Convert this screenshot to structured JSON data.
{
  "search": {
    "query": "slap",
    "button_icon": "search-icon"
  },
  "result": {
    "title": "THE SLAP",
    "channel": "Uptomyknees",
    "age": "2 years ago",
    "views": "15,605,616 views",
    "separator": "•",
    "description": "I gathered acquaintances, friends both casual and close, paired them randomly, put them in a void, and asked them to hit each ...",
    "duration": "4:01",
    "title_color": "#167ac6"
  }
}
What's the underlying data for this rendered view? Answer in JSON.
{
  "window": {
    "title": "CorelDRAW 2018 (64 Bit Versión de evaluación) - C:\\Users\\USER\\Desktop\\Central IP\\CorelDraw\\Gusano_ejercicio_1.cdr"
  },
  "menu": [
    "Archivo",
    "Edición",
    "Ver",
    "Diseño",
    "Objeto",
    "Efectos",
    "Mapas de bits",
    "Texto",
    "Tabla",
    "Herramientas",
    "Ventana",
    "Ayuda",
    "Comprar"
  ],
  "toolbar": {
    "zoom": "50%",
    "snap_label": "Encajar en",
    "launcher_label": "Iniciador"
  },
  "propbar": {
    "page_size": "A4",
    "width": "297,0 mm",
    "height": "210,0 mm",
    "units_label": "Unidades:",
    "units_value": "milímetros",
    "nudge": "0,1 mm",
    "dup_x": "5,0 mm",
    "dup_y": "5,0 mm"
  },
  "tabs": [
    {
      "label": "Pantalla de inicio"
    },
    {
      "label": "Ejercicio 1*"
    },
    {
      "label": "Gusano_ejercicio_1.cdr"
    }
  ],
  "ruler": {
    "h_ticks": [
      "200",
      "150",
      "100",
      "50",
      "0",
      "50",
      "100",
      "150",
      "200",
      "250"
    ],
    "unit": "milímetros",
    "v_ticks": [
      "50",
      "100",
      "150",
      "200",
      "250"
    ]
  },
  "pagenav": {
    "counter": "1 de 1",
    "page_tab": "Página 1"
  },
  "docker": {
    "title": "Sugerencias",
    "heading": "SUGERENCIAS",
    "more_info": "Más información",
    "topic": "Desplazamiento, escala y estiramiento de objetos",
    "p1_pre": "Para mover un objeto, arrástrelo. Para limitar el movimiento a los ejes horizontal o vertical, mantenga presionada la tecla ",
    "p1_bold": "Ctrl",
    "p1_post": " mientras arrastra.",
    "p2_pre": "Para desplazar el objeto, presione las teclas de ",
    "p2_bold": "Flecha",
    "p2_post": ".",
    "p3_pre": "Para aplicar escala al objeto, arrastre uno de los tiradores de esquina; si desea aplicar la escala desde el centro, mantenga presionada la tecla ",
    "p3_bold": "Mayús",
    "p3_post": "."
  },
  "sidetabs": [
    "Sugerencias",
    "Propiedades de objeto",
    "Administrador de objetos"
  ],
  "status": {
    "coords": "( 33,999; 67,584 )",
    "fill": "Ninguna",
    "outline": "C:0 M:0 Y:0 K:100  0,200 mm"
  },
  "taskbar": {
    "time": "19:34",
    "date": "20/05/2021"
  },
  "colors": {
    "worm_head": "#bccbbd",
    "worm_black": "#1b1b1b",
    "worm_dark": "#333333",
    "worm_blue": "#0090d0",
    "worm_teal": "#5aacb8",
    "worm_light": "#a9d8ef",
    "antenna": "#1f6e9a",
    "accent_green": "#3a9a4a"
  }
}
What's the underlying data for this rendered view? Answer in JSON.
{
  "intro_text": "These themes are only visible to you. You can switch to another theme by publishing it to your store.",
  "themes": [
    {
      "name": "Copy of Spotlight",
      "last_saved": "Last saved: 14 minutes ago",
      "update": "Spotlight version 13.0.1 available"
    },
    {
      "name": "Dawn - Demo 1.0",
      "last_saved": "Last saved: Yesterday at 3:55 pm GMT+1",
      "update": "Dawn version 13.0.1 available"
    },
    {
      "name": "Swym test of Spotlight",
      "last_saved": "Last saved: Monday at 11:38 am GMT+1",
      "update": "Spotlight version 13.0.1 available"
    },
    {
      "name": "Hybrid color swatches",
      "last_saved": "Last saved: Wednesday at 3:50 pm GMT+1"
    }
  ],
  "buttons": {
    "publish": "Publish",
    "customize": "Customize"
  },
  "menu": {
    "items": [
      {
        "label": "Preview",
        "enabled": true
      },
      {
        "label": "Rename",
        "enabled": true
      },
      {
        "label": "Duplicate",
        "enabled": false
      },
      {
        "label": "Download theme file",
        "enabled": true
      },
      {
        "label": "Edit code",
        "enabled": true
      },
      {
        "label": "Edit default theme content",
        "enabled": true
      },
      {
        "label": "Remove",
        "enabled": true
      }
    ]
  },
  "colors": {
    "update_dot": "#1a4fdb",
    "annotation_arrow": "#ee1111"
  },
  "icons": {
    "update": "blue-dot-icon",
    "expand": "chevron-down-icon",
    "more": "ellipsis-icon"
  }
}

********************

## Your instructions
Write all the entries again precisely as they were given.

## Response below
Convert this screenshot to structured JSON data.
{
  "search": {
    "query": "slap",
    "button_icon": "search-icon"
  },
  "result": {
    "title": "THE SLAP",
    "channel": "Uptomyknees",
    "age": "2 years ago",
    "views": "15,605,616 views",
    "separator": "•",
    "description": "I gathered acquaintances, friends both casual and close, paired them randomly, put them in a void, and asked them to hit each ...",
    "duration": "4:01",
    "title_color": "#167ac6"
  }
}
What's the underlying data for this rendered view? Answer in JSON.
{
  "window": {
    "title": "CorelDRAW 2018 (64 Bit Versión de evaluación) - C:\\Users\\USER\\Desktop\\Central IP\\CorelDraw\\Gusano_ejercicio_1.cdr"
  },
  "menu": [
    "Archivo",
    "Edición",
    "Ver",
    "Diseño",
    "Objeto",
    "Efectos",
    "Mapas de bits",
    "Texto",
    "Tabla",
    "Herramientas",
    "Ventana",
    "Ayuda",
    "Comprar"
  ],
  "toolbar": {
    "zoom": "50%",
    "snap_label": "Encajar en",
    "launcher_label": "Iniciador"
  },
  "propbar": {
    "page_size": "A4",
    "width": "297,0 mm",
    "height": "210,0 mm",
    "units_label": "Unidades:",
    "units_value": "milímetros",
    "nudge": "0,1 mm",
    "dup_x": "5,0 mm",
    "dup_y": "5,0 mm"
  },
  "tabs": [
    {
      "label": "Pantalla de inicio"
    },
    {
      "label": "Ejercicio 1*"
    },
    {
      "label": "Gusano_ejercicio_1.cdr"
    }
  ],
  "ruler": {
    "h_ticks": [
      "200",
      "150",
      "100",
      "50",
      "0",
      "50",
      "100",
      "150",
      "200",
      "250"
    ],
    "unit": "milímetros",
    "v_ticks": [
      "50",
      "100",
      "150",
      "200",
      "250"
    ]
  },
  "pagenav": {
    "counter": "1 de 1",
    "page_tab": "Página 1"
  },
  "docker": {
    "title": "Sugerencias",
    "heading": "SUGERENCIAS",
    "more_info": "Más información",
    "topic": "Desplazamiento, escala y estiramiento de objetos",
    "p1_pre": "Para mover un objeto, arrástrelo. Para limitar el movimiento a los ejes horizontal o vertical, mantenga presionada la tecla ",
    "p1_bold": "Ctrl",
    "p1_post": " mientras arrastra.",
    "p2_pre": "Para desplazar el objeto, presione las teclas de ",
    "p2_bold": "Flecha",
    "p2_post": ".",
    "p3_pre": "Para aplicar escala al objeto, arrastre uno de los tiradores de esquina; si desea aplicar la escala desde el centro, mantenga presionada la tecla ",
    "p3_bold": "Mayús",
    "p3_post": "."
  },
  "sidetabs": [
    "Sugerencias",
    "Propiedades de objeto",
    "Administrador de objetos"
  ],
  "status": {
    "coords": "( 33,999; 67,584 )",
    "fill": "Ninguna",
    "outline": "C:0 M:0 Y:0 K:100  0,200 mm"
  },
  "taskbar": {
    "time": "19:34",
    "date": "20/05/2021"
  },
  "colors": {
    "worm_head": "#bccbbd",
    "worm_black": "#1b1b1b",
    "worm_dark": "#333333",
    "worm_blue": "#0090d0",
    "worm_teal": "#5aacb8",
    "worm_light": "#a9d8ef",
    "antenna": "#1f6e9a",
    "accent_green": "#3a9a4a"
  }
}
What's the underlying data for this rendered view? Answer in JSON.
{
  "intro_text": "These themes are only visible to you. You can switch to another theme by publishing it to your store.",
  "themes": [
    {
      "name": "Copy of Spotlight",
      "last_saved": "Last saved: 14 minutes ago",
      "update": "Spotlight version 13.0.1 available"
    },
    {
      "name": "Dawn - Demo 1.0",
      "last_saved": "Last saved: Yesterday at 3:55 pm GMT+1",
      "update": "Dawn version 13.0.1 available"
    },
    {
      "name": "Swym test of Spotlight",
      "last_saved": "Last saved: Monday at 11:38 am GMT+1",
      "update": "Spotlight version 13.0.1 available"
    },
    {
      "name": "Hybrid color swatches",
      "last_saved": "Last saved: Wednesday at 3:50 pm GMT+1"
    }
  ],
  "buttons": {
    "publish": "Publish",
    "customize": "Customize"
  },
  "menu": {
    "items": [
      {
        "label": "Preview",
        "enabled": true
      },
      {
        "label": "Rename",
        "enabled": true
      },
      {
        "label": "Duplicate",
        "enabled": false
      },
      {
        "label": "Download theme file",
        "enabled": true
      },
      {
        "label": "Edit code",
        "enabled": true
      },
      {
        "label": "Edit default theme content",
        "enabled": true
      },
      {
        "label": "Remove",
        "enabled": true
      }
    ]
  },
  "colors": {
    "update_dot": "#1a4fdb",
    "annotation_arrow": "#ee1111"
  },
  "icons": {
    "update": "blue-dot-icon",
    "expand": "chevron-down-icon",
    "more": "ellipsis-icon"
  }
}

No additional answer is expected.